If the eight messages I found were the dominant themes of opposition to SSM during in the nineties, as they currently seem to be, it is unlikely opponents’ arguments contributed to the deceleration in the non-marital birth ratio. More likely, it would lead to an acceleration. So, I find idea that the deceleration in the non-marital birth rate was due to the themes promoted by the opponents of same sex marriage highly unlikely. It seems fortunate to me that people listened to the advice of advocates of SSM who said marriage is valuable, and all parents should be married.
Mr. Katz also suggests I should consider Dr. Kurtz speculations that discussions of same sex marriage will cause people to devalue marriage. The essence of his argument is:
Readers will note that by removing the word “not” and changing “won’t” to “will”, Dr. Kurtz’s suggested cause and effect mechanism becomes mine. As logical arguments both say: If people say something, others may believe them. Then others may act on that belief. So, since our logic is identical, anyone who finds Dr. Kurtz’s mechanism plausible must find mine so, and vice versa.
Katz provides lengthy direct quotes wherein Dr. Kurtz speculates as to the various stages involved in destroying matrimony as an institution. Dr. Kurtz finally concludes “this will result in a rapid increase of out-of-wedlock births as a result of loosening sexual and marital mores and laws”.
Suffice it to say that Dr. Kurtz’s theory which predicts a rapid increase is not supported by the US data which shows a factor of four deceleration in the rate-of- change in out-of-wedlock births during the American campaign for sex marriage.
I believe I have addressed the three possible explanations suggested by Mr. Katz.
- It is highly unlikely that the Welfare Reform Act of 1996 caused the changes observed in 1995.
- The arguments by opponents of same sex marriage probably did not lead to the deceleration in the non-marital birth ratio.
- Dr. Kurtz’s theory that the campaign same sex marriage will lead to a rapid increase in non-marital births is not supported by the American Data.
Having evaluated these possible theories, I find that the theory advocacy of same sex marriage, accompanied by the message that parents should be married, must have caused the deceleration in the non-marital birth ratio,
 Dr. Kurtz discussed other factors that might explain the data he published in May, in his June article. He discussed his theory about the decay of marriage in Scandinavia in Feb. and told the American people and Congress his theories were supported by the Dutch data in April, (pdf).

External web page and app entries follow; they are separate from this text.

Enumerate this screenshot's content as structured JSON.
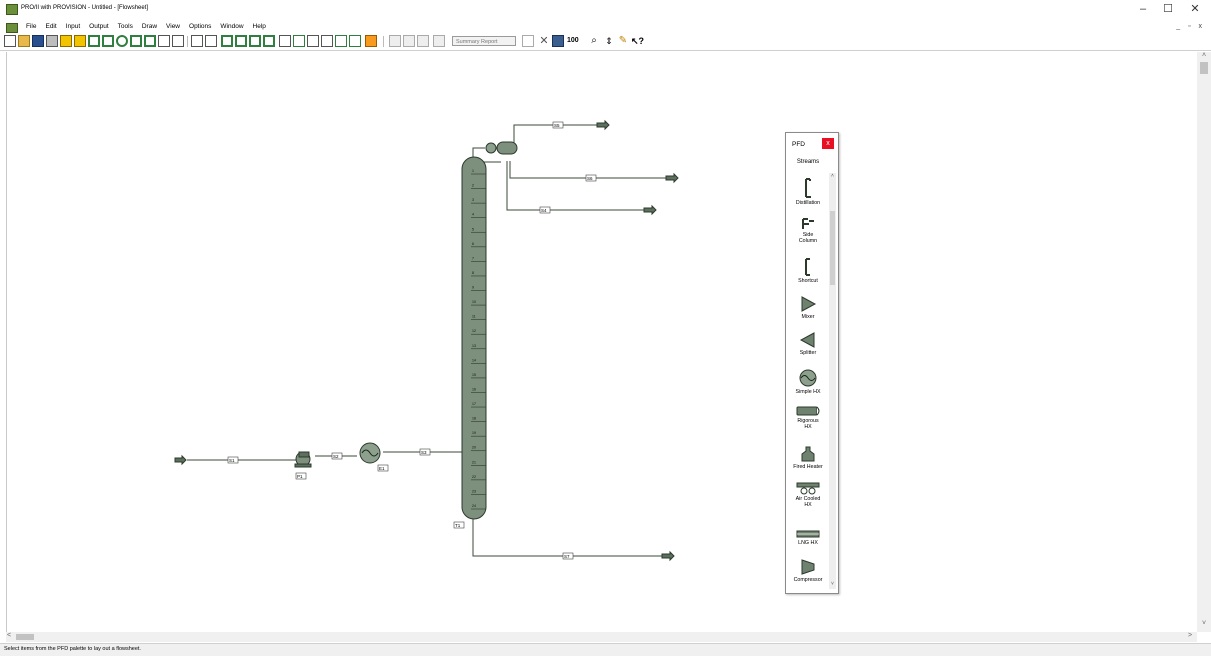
{
  "window": {
    "title": "PRO/II with PROVISION - Untitled - [Flowsheet]",
    "minimize": "–",
    "maximize": "☐",
    "close": "✕"
  },
  "menu": {
    "items": [
      "File",
      "Edit",
      "Input",
      "Output",
      "Tools",
      "Draw",
      "View",
      "Options",
      "Window",
      "Help"
    ],
    "mdi_controls": "_ ▫ x"
  },
  "toolbar": {
    "report_combo": "Summary Report",
    "zoom_label": "100"
  },
  "flowsheet": {
    "streams": [
      "S1",
      "S2",
      "S3",
      "S4",
      "S5",
      "S6",
      "S7"
    ],
    "units": [
      "P1",
      "E1",
      "T1"
    ],
    "trays": [
      "1",
      "2",
      "3",
      "4",
      "5",
      "6",
      "7",
      "8",
      "9",
      "10",
      "11",
      "12",
      "13",
      "14",
      "15",
      "16",
      "17",
      "18",
      "19",
      "20",
      "21",
      "22",
      "23",
      "24"
    ]
  },
  "palette": {
    "title": "PFD",
    "close": "x",
    "category": "Streams",
    "items": [
      "Distillation",
      "Side Column",
      "Shortcut",
      "Mixer",
      "Splitter",
      "Simple HX",
      "Rigorous HX",
      "Fired Heater",
      "Air Cooled HX",
      "LNG HX",
      "Compressor"
    ]
  },
  "statusbar": {
    "message": "Select items from the PFD palette to lay out a flowsheet."
  }
}
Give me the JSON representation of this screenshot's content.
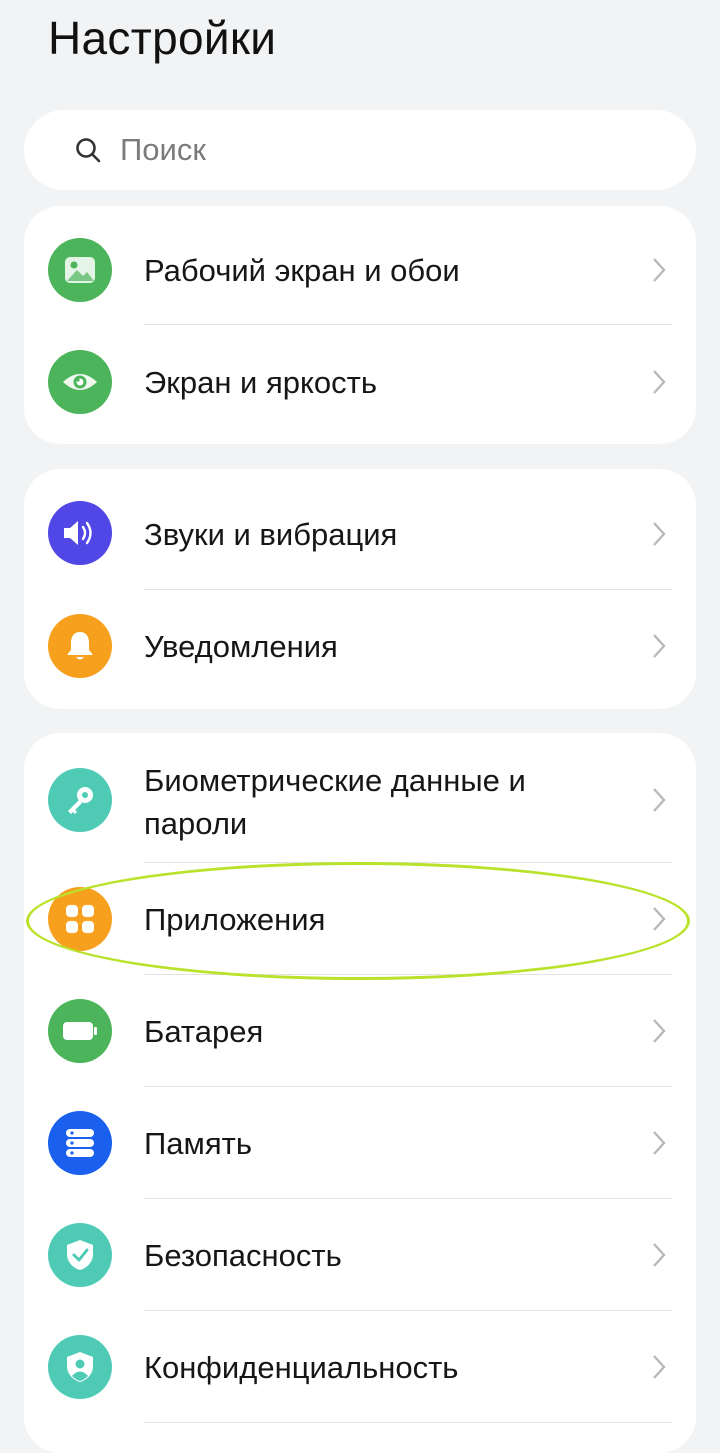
{
  "header": {
    "title": "Настройки"
  },
  "search": {
    "placeholder": "Поиск",
    "icon": "search-icon"
  },
  "groups": [
    {
      "items": [
        {
          "label": "Рабочий экран и обои",
          "icon": "wallpaper-icon",
          "color": "#4cb45a"
        },
        {
          "label": "Экран и яркость",
          "icon": "eye-icon",
          "color": "#4cb45a"
        }
      ]
    },
    {
      "items": [
        {
          "label": "Звуки и вибрация",
          "icon": "speaker-icon",
          "color": "#5147e6"
        },
        {
          "label": "Уведомления",
          "icon": "bell-icon",
          "color": "#f7a01e"
        }
      ]
    },
    {
      "items": [
        {
          "label": "Биометрические данные и пароли",
          "icon": "key-icon",
          "color": "#4fcbb5"
        },
        {
          "label": "Приложения",
          "icon": "apps-icon",
          "color": "#f7a01e",
          "highlighted": true
        },
        {
          "label": "Батарея",
          "icon": "battery-icon",
          "color": "#4cb45a"
        },
        {
          "label": "Память",
          "icon": "storage-icon",
          "color": "#1a5fee"
        },
        {
          "label": "Безопасность",
          "icon": "shield-check-icon",
          "color": "#4fcbb5"
        },
        {
          "label": "Конфиденциальность",
          "icon": "privacy-shield-icon",
          "color": "#4fcbb5"
        }
      ]
    }
  ],
  "colors": {
    "highlight_outline": "#b9e22a",
    "background": "#f1f3f5"
  }
}
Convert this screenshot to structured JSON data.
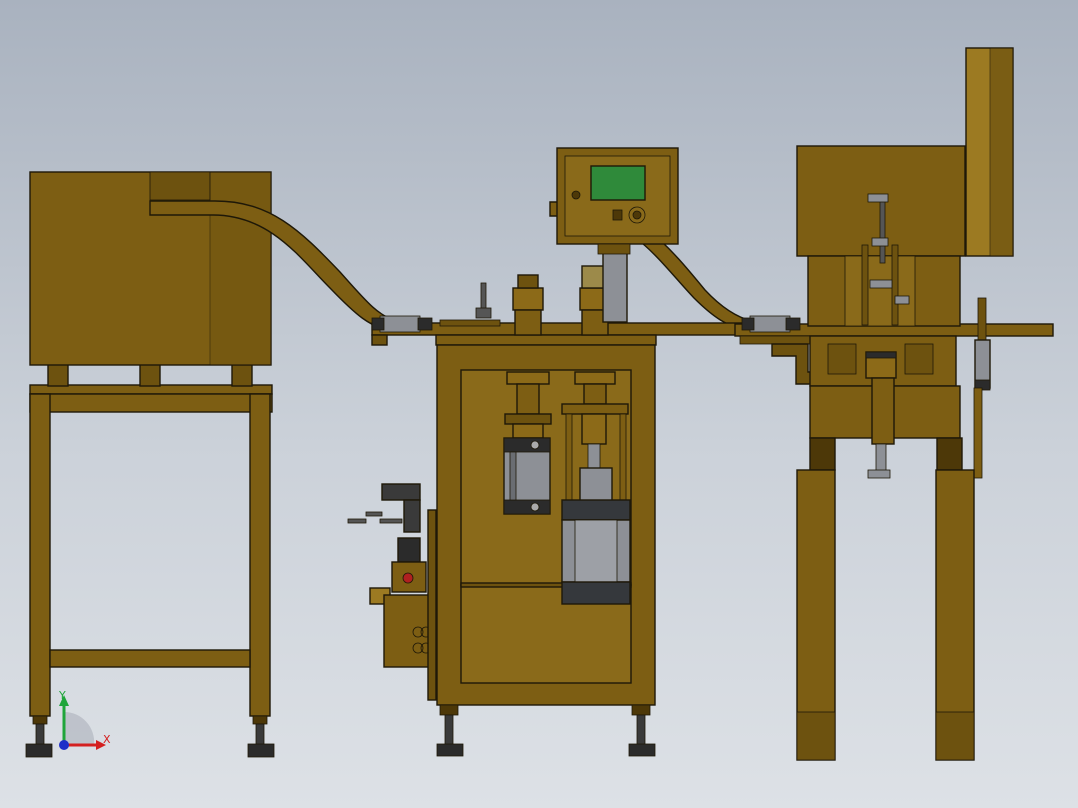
{
  "scene": {
    "colors": {
      "body": "#7d5e13",
      "body_dark": "#4d3808",
      "body_light": "#9c7a22",
      "steel": "#8d9096",
      "steel_dark": "#35383c",
      "screen": "#2f8a3a",
      "bg_top": "#a9b2bf",
      "bg_bottom": "#dde1e6"
    },
    "parts": [
      "vibratory-feeder-bowl",
      "feeder-stand",
      "feed-chute",
      "control-box",
      "press-station",
      "pneumatic-cylinders",
      "air-filter-regulator",
      "transfer-track",
      "assembly-station",
      "upper-hopper"
    ]
  },
  "triad": {
    "x_label": "X",
    "y_label": "Y",
    "x_color": "#d42020",
    "y_color": "#1fa53a",
    "z_color": "#1f2fc8"
  }
}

 Julian, a poster at Alas a Blog, believes the idea that discussion of SSM, or even legalization of SSM could in affect the nonmarital birth rate in any way at all is entirely implausible. As both my theory and that of Dr. Kurtz rely on this assumption that the discussions could affect the non-marital birth rate, Julian rejects both. I believe he, and others who share his view about this causal mechanism, would not be convinced unless either Dr. Kurtz or I provided evidence showing a the relationship between legalized SSM on the change in the non-marital birth ratio was statistically significant. Such a study would require legalization in numerous countries.